Note this does not mean spend your period off adding on useless extra size that will only lead to re-injury when you return from carrying weight that you are not used to (in truth you would need a relatively significant stint on the sidelines to have long enough time to add genuine muscle tissue).


But more usefully, say general upper body strength, or specifically spending more time on the shoulder stability on your right shoulder that you have been talking about, or now being forced to add in some isometric work that you have been thinking about playing around with for a while - now that you are forced to use it as a safe option targeting the injured site, etc. Plenty of potential examples, but you get the point.

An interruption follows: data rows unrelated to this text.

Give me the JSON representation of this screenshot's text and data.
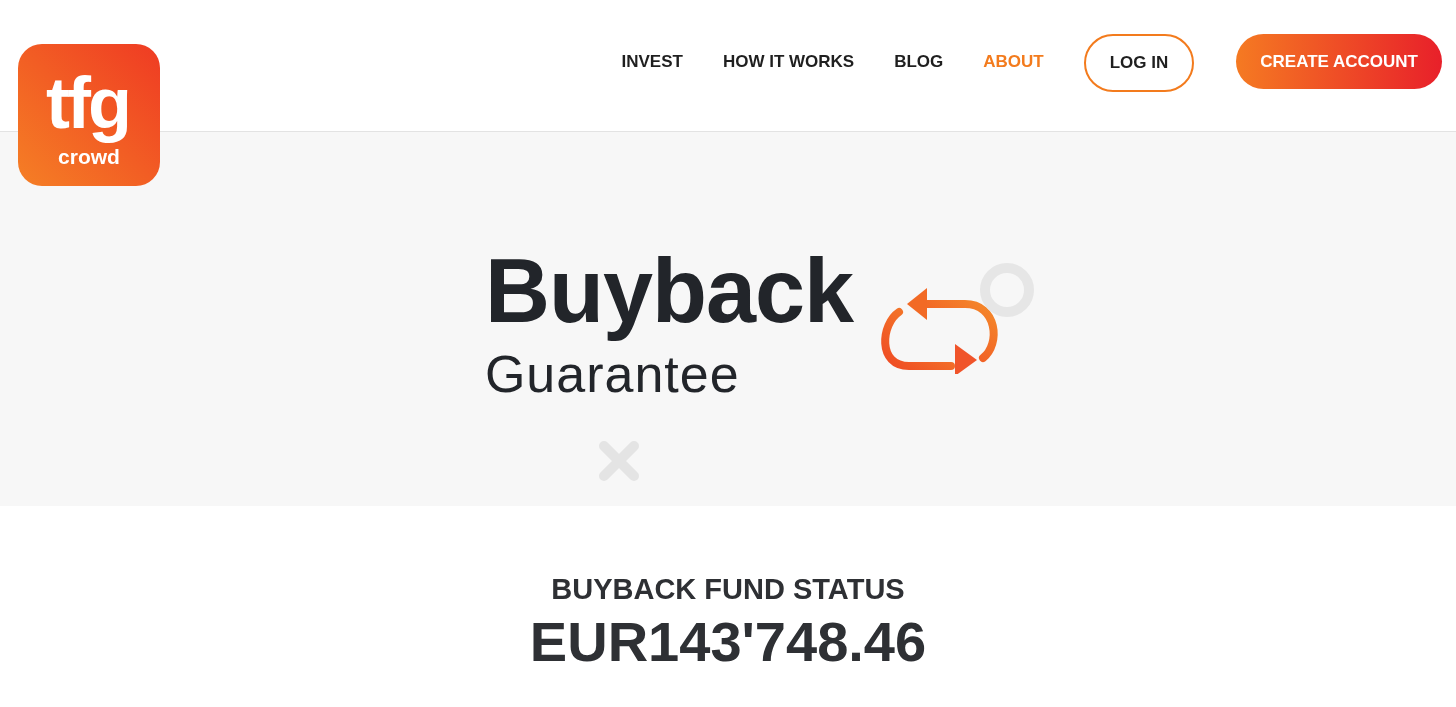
{
  "logo": {
    "mark": "tfg",
    "sub": "crowd"
  },
  "nav": [
    {
      "label": "INVEST",
      "selected": false
    },
    {
      "label": "HOW IT WORKS",
      "selected": false
    },
    {
      "label": "BLOG",
      "selected": false
    },
    {
      "label": "ABOUT",
      "selected": true
    }
  ],
  "buttons": [
    {
      "label": "LOG IN",
      "kind": "outline"
    },
    {
      "label": "CREATE ACCOUNT",
      "kind": "filled"
    }
  ],
  "hero": {
    "title": "Buyback",
    "subtitle": "Guarantee"
  },
  "fund": {
    "heading": "BUYBACK FUND STATUS",
    "amount": "EUR143'748.46"
  }
}
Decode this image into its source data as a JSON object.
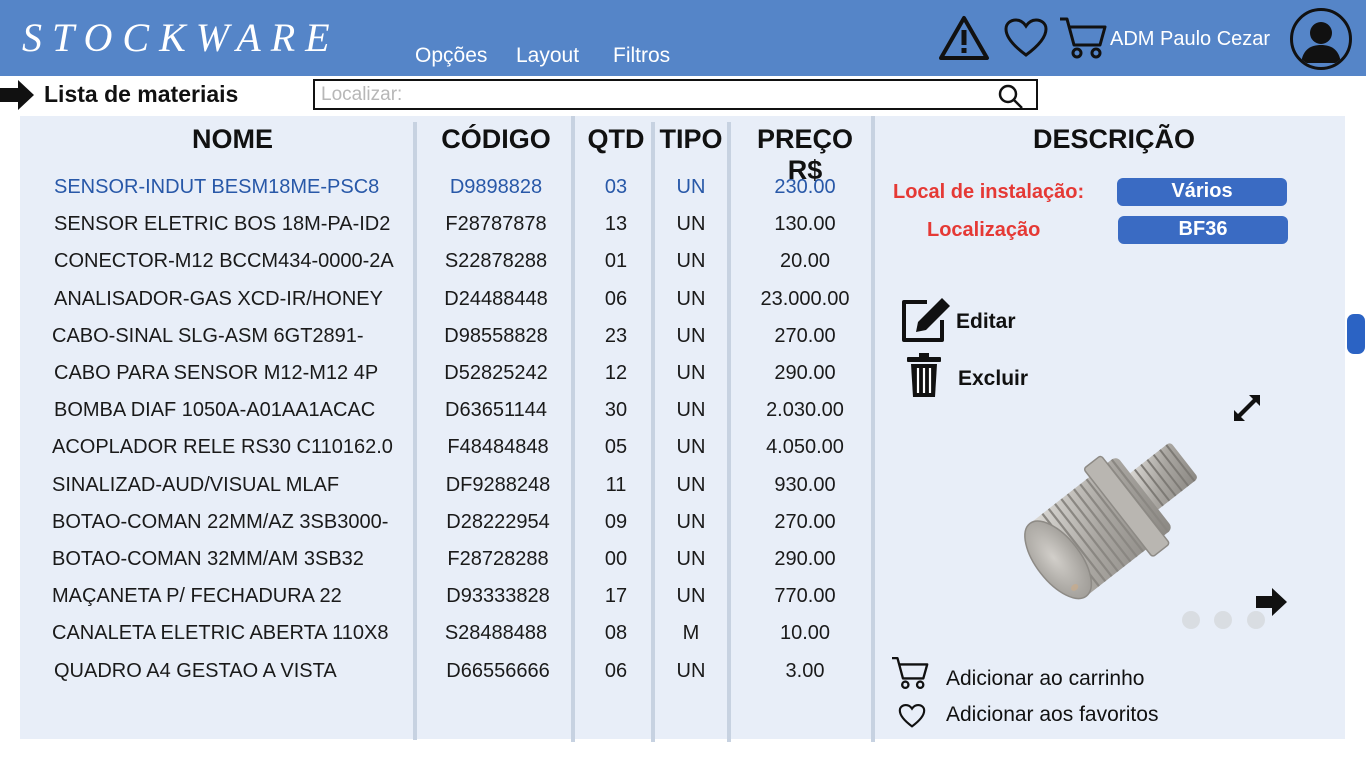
{
  "header": {
    "logo": "STOCKWARE",
    "menu": [
      "Opções",
      "Layout",
      "Filtros"
    ],
    "username": "ADM Paulo Cezar",
    "icons": [
      "alert-triangle-icon",
      "heart-icon",
      "cart-icon",
      "user-avatar-icon"
    ]
  },
  "page": {
    "title": "Lista de materiais"
  },
  "search": {
    "placeholder": "Localizar:"
  },
  "table": {
    "columns": [
      "NOME",
      "CÓDIGO",
      "QTD",
      "TIPO",
      "PREÇO R$"
    ],
    "rows": [
      {
        "nome": "SENSOR-INDUT BESM18ME-PSC8",
        "codigo": "D9898828",
        "qtd": "03",
        "tipo": "UN",
        "preco": "230.00"
      },
      {
        "nome": "SENSOR ELETRIC BOS 18M-PA-ID2",
        "codigo": "F28787878",
        "qtd": "13",
        "tipo": "UN",
        "preco": "130.00"
      },
      {
        "nome": "CONECTOR-M12 BCCM434-0000-2A",
        "codigo": "S22878288",
        "qtd": "01",
        "tipo": "UN",
        "preco": "20.00"
      },
      {
        "nome": "ANALISADOR-GAS XCD-IR/HONEY",
        "codigo": "D24488448",
        "qtd": "06",
        "tipo": "UN",
        "preco": "23.000.00"
      },
      {
        "nome": "CABO-SINAL SLG-ASM 6GT2891-",
        "codigo": "D98558828",
        "qtd": "23",
        "tipo": "UN",
        "preco": "270.00"
      },
      {
        "nome": "CABO PARA SENSOR M12-M12 4P",
        "codigo": "D52825242",
        "qtd": "12",
        "tipo": "UN",
        "preco": "290.00"
      },
      {
        "nome": "BOMBA DIAF 1050A-A01AA1ACAC",
        "codigo": "D63651144",
        "qtd": "30",
        "tipo": "UN",
        "preco": "2.030.00"
      },
      {
        "nome": "ACOPLADOR RELE RS30 C110162.0",
        "codigo": "F48484848",
        "qtd": "05",
        "tipo": "UN",
        "preco": "4.050.00"
      },
      {
        "nome": "SINALIZAD-AUD/VISUAL MLAF",
        "codigo": "DF9288248",
        "qtd": "11",
        "tipo": "UN",
        "preco": "930.00"
      },
      {
        "nome": "BOTAO-COMAN 22MM/AZ 3SB3000-",
        "codigo": "D28222954",
        "qtd": "09",
        "tipo": "UN",
        "preco": "270.00"
      },
      {
        "nome": "BOTAO-COMAN 32MM/AM 3SB32",
        "codigo": "F28728288",
        "qtd": "00",
        "tipo": "UN",
        "preco": "290.00"
      },
      {
        "nome": "MAÇANETA P/ FECHADURA 22",
        "codigo": "D93333828",
        "qtd": "17",
        "tipo": "UN",
        "preco": "770.00"
      },
      {
        "nome": "CANALETA ELETRIC ABERTA 110X8",
        "codigo": "S28488488",
        "qtd": "08",
        "tipo": "M",
        "preco": "10.00"
      },
      {
        "nome": "QUADRO A4 GESTAO A VISTA",
        "codigo": "D66556666",
        "qtd": "06",
        "tipo": "UN",
        "preco": "3.00"
      }
    ]
  },
  "description": {
    "title": "DESCRIÇÃO",
    "install_label": "Local de instalação:",
    "install_value": "Vários",
    "location_label": "Localização",
    "location_value": "BF36",
    "edit_label": "Editar",
    "delete_label": "Excluir",
    "add_cart_label": "Adicionar ao carrinho",
    "add_fav_label": "Adicionar aos favoritos",
    "image_icon": "inductive-sensor-image",
    "carousel_pages": 3
  },
  "colors": {
    "topbar": "#5585c8",
    "panel": "#e8eef8",
    "selected_text": "#2858a8",
    "label_red": "#e53935",
    "badge": "#3a6bc3"
  }
}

The underlying point here is that there is far more to physical preparation and performance than merely maximum strength – maximum power – maximum speed, at 100%, all the time. Recovery methods, pre-hab/mobility/stability and sub-max work are all equally as important even though they are no where near as sexy or enjoyable to perform. It is just that it generally takes an injury before they get any attention from a player. But that is not to say that you can’t continue to train to a very high level in certain areas and using certain methods mentioned earlier – it is just that maybe you can’t do 100% of what you were doing prior to the injury.


So an injury of some kind is rarely (note I said rarely, not never) a legitimate excuse. Just because you have a specific issue with a certain joint or muscle doesn’t mean it cant be used in a certain way (a stabiliser for example) and just because you are trying to stay off your leg altogether, doesn’t mean other areas can’t be worked on.


Talk about turning a negative into a positive. As well as being a player of action rather than a player of excuses.


So put your gear on and don’t pull out of the next 4 weeks of work.


Strength Coach


Download Strength Coach's Essential FREE Report

Discover the best ways to instantly improve your footy strength training program by downloading our FREE report 'The Top 8' Tips for Improving your footy Strength Training Program - Including 1 that even the best programs out there don't follow

You have Successfully Subscribed!